The Godfather of Gore

In the vast history of that magical art we call movies (is that what you call it, too?), few can be credited with actually creating a whole new genre of film. One of these pioneers is the Godfather of Gore, Herschell Gordon Lewis. A onetime English professor, Lewis started making exploitation films in the early 1960s, mostly softcore nudie flicks. With 1963's Blood Feast, though, he created the splatter flick. Blood Feast and its two companion films, (which together comprise the aptly-named "Blood Trilogy,") are available on DVDs, which provide a gratifying glimpse into the mind of this obscure cinematic icon.

Blood Feast (1963)--"Have you ever had an Egyptian feast?" asks the creepy cannibalistic caterer Fuad Ramses. Fuad, you see, is intent on killing enough women to raise an Egyptian goddess from the dead. Or something. Best known for its still-stomach-curdling tongue-extraction scene (using an actual sheep's tongue), Blood Feast is a true camp classic. The real bonus on this DVD though, is a staggeringly bizarre short titled Carving Magic, in which a pre-everything Harvey Korman learns the intricacies of butchering meat from a very enthusiastic pal. A vegetarian's nightmare that must be seen to be believed.

2000 Maniacs (1964)--A couple of happy-go-lucky Yankees from Illinois stumble into a depraved Southern town celebrating its centenary. These Confederate flag-waving yahoos proceed to torture and dismember the hapless Northerners, culminating in the famous finale, in which the unfortunate fellow is placed in a barrel, which is then pierced with many nails and rolled down a hill. The DVD commentary with Lewis and producer David Friedman (recently profiled in the documentary Mau Mau Sex Sex) amusingly relates how this depraved nonsense was filmed in the Orlando suburb of St. Cloud, Florida.

Color Me Blood Red (1965)--The last and weakest entry in the Blood Trilogy skimps on the gore a bit, and mixes its story of a painter who uses human blood for pigment with an incongruous Beach Party-style romance subplot. Still, for completists it's a must-see, with another over-the-top villain in the form of the egocentric Adam Sorg.

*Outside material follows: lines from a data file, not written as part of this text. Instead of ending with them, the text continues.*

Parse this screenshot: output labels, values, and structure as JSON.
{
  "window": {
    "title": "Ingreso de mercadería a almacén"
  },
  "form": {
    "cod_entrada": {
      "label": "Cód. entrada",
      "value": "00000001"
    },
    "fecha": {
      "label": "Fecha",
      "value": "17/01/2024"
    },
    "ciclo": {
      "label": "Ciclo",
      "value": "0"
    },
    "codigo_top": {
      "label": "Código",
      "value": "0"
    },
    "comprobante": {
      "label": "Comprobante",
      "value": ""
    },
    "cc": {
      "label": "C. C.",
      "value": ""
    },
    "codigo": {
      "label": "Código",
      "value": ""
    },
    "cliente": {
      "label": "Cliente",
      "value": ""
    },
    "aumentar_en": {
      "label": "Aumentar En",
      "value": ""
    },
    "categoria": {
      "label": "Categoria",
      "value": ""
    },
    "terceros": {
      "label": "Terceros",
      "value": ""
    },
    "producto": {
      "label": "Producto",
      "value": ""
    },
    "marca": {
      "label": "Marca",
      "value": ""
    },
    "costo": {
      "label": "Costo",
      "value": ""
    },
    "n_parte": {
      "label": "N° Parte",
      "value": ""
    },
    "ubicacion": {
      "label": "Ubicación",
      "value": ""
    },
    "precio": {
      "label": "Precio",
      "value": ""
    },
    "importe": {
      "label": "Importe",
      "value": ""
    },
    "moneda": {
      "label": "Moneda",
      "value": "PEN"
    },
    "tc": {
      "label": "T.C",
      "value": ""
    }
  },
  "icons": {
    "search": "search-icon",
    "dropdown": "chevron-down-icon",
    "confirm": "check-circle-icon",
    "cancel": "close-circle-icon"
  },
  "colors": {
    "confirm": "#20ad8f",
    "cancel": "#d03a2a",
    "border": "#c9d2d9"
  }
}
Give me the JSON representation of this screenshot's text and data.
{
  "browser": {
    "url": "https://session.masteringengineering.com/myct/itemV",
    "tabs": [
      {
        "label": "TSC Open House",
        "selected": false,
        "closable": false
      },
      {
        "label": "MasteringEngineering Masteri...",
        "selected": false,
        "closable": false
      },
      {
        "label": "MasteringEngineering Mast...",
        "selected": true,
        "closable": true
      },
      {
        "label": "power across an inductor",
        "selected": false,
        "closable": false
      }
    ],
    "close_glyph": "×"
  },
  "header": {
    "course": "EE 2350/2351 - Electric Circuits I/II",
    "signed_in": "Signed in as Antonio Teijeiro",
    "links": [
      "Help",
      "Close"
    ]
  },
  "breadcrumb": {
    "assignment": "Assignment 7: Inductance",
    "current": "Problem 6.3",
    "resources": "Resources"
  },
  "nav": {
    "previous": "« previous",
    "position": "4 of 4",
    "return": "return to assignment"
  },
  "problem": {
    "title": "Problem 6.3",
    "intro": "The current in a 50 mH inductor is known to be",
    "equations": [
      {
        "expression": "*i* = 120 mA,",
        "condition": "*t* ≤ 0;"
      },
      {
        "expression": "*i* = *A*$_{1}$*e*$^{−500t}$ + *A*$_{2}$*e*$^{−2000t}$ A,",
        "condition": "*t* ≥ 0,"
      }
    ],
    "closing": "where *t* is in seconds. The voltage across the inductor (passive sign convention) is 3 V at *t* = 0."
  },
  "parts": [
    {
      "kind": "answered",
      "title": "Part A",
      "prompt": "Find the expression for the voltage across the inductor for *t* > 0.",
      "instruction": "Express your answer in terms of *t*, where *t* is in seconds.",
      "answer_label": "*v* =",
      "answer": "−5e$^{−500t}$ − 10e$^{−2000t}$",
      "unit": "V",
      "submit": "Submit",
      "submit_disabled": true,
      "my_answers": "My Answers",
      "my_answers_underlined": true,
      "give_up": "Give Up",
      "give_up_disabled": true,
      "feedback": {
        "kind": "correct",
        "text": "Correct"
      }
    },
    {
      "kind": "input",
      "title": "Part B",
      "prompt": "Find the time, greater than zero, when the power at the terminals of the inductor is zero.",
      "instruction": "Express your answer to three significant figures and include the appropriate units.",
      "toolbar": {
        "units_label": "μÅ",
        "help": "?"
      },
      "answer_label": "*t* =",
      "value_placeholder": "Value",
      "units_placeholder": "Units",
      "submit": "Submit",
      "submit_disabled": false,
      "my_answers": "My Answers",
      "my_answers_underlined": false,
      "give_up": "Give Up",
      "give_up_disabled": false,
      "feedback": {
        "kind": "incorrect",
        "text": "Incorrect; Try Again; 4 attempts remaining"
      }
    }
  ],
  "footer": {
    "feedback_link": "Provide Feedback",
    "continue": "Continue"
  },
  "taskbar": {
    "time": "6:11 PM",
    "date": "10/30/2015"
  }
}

Lewis hasn't directed a film since 1972, having moved on to make his mark as a prolific author of direct-sales manuals (whoda thunk?). His place in film history is assured, and gorehounds can take some solace in the fact that the long-awaited sequel Blood Feast 2 just might be coming soon.